-------- INPUT
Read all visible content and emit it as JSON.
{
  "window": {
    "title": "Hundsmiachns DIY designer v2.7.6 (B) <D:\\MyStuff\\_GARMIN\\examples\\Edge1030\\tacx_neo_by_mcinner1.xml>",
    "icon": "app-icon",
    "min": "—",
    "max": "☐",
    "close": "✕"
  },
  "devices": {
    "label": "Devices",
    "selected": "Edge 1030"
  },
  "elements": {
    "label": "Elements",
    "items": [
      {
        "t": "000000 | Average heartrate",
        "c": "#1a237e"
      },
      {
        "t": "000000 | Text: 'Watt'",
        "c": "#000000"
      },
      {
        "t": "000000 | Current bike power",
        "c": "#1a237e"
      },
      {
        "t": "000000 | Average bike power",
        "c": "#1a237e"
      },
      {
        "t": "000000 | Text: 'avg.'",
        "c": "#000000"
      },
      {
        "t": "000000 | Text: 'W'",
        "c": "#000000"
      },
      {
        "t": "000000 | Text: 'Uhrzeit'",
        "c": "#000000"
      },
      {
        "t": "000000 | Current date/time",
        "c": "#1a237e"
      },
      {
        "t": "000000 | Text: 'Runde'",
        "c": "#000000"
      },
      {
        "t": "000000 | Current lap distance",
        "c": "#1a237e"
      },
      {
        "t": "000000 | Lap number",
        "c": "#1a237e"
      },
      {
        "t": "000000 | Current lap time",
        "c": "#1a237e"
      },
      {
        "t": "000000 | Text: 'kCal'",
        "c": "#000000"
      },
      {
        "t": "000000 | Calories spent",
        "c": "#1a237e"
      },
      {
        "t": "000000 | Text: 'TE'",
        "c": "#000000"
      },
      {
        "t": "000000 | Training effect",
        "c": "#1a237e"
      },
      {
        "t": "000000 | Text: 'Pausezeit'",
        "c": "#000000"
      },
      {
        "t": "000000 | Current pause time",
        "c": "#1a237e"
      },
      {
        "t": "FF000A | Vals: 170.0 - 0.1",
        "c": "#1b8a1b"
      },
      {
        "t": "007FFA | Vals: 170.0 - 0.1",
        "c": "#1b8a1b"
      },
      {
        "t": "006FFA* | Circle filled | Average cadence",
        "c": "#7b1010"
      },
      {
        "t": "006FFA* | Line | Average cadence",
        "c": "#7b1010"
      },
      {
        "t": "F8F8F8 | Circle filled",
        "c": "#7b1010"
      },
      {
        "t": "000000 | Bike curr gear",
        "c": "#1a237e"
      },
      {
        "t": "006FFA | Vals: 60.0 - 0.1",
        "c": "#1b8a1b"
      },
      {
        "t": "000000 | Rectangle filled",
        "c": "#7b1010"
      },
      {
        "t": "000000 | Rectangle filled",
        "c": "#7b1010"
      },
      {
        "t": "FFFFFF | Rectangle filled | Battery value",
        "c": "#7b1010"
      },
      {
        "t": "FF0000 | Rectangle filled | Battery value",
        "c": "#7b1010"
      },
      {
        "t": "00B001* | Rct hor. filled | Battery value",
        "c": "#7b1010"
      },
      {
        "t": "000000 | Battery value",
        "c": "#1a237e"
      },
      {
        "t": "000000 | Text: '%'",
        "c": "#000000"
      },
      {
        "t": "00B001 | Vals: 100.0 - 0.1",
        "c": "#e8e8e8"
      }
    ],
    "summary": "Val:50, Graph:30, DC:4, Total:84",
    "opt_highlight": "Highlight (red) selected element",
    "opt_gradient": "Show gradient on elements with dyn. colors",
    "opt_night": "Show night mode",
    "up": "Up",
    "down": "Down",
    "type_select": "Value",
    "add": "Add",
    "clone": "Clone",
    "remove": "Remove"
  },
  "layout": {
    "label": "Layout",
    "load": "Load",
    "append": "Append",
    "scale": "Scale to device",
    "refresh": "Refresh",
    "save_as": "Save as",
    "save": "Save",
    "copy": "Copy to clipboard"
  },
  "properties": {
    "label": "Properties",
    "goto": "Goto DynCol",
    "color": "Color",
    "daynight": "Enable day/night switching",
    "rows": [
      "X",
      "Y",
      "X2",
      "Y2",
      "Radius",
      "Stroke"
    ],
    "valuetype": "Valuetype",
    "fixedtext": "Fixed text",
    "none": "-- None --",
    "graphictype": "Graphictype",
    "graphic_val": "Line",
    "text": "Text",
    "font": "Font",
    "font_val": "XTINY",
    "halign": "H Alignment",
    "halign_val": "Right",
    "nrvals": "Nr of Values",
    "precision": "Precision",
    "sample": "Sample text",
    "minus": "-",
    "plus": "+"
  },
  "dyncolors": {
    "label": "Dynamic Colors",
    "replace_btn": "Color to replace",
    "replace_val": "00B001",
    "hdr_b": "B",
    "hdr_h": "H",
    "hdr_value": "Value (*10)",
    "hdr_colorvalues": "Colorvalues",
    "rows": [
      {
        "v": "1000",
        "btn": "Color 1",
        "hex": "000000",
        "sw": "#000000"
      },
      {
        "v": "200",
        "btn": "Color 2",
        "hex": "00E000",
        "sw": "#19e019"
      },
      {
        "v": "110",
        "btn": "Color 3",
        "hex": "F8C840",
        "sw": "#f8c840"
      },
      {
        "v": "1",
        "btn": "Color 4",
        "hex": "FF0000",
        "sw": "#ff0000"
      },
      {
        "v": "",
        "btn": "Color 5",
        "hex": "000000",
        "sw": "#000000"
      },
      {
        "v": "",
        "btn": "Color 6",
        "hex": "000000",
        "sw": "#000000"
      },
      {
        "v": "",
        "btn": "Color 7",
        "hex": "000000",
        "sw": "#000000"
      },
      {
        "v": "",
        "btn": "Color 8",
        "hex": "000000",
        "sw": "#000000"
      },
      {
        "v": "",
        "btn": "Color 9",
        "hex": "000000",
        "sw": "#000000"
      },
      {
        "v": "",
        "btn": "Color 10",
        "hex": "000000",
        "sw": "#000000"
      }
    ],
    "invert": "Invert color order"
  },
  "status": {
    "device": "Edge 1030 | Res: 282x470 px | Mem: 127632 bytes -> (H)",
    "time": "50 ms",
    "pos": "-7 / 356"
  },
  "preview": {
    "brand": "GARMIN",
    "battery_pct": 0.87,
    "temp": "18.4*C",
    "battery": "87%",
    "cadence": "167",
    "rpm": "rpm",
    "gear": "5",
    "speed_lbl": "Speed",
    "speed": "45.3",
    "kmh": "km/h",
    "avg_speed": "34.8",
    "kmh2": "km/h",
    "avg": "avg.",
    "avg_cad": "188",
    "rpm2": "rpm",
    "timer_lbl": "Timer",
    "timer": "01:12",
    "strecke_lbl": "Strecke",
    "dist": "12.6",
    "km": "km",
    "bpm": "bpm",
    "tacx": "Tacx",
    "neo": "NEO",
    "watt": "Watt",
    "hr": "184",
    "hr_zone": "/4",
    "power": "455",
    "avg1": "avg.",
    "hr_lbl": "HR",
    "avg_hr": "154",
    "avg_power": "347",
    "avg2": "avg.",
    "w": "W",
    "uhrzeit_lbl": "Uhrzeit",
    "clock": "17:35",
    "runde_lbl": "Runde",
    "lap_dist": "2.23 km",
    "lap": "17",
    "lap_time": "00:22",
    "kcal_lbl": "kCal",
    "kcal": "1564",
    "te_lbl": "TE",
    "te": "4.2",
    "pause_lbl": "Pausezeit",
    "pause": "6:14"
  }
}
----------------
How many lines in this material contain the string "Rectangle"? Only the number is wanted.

4